Conversations with God

This weekly bulletin insert complements the curriculum published by the Department of Christian Education of the Orthodox Church in America. This and many other Christian Education resources are available at http://dce.oca.org.
 

On June 27 we remember a saint who was given the precious and rare privilege of traveling, hearing and speaking with Jesus Christ as He lived on earth. She is Joanna, one of the Myrrh-Bearing Women who witnessed the empty tomb on Pascha morning. Joanna, as a contemporary and follower of the Messiah, truly had "conversations with God."

For Joanna, following Jesus was a risk. She was the wife of Chuza, steward to King Herod who was one of the Jesus' powerful enemies. She displayed courage in staying with the Lord, and her doing so shows us that those "conversations" with Him were filled with a truth she could not abandon or ignore, no matter how great the risk.

A fairly recent (1996) book called "Conversations with God" is said by its author, Neale Donald Walsch, to be the record of his own dialogue with God, in which his pen began to move on its own, and he found himself not so much writing as taking dictation.

Yet early in the book, Walsch "quotes" God as saying that words are the least effective communicator, open to misinterpretation, unreliable as a purveyor of Truth. If that's the case, why should we take this book, which is a long collection of words, as a reliable source of God's message to us? Why would God choose to communicate with Walsch in this least effective of media?

But "Conversations with God" has even deeper flaws than this. When Walsch asks God to reveal Himself (though Walsch ascribes no gender to God) the answer he gets is that God has "no form or shape you understand." This flatly contradicts the bedrock Christian teaching that God became Man in the Incarnation of Jesus Christ. In fact, Walsch makes his disdain for the Incarnate Lord very clear: "So who said Jesus was perfect?" God also assures Walsch that the two of them share the same essence, and possess the same qualities, including the ability to "create physical reality out of thin air." So much for the unique divinity of the Son who co-created us and came to save us.

Truth with a capital "T" comes up often in Walsch's writing, so we might expect God to offer a clear definition of it. But here's what we get: "My Truth is in the whisper of the wind, the babble of the brook, the crack of the thunder, the tap of the rain.
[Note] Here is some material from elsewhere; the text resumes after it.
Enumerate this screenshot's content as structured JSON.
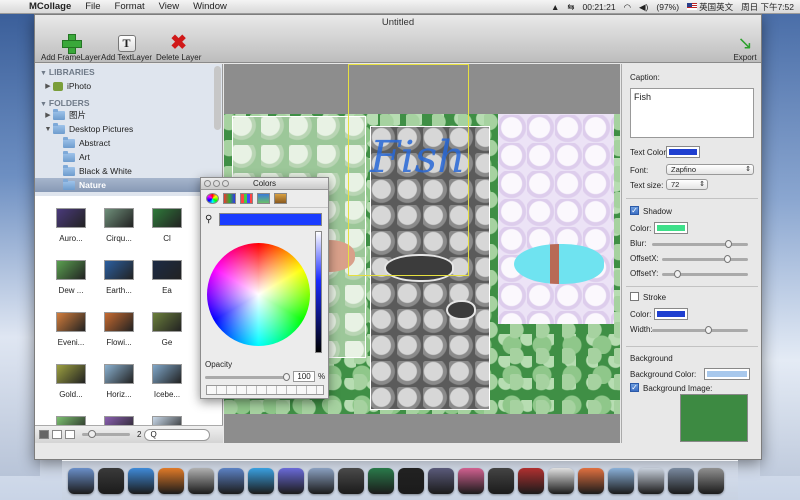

My Truth—and your surest help in time of need—is as awesome as the night sky, and as simply, incontrovertibly, trustful as a baby's gurgle." Does this mean that Truth is "trustful" or, in other words, trusting? The statement makes no sense, especially when Truth is compared to a baby's gurgle.

A world in which this sort of book can become widely popular needs the Truth that Saint Joanna found and followed. We can ask her to guide seekers to the One who provides, and actually is, that Truth—the only One who merits a capital "T."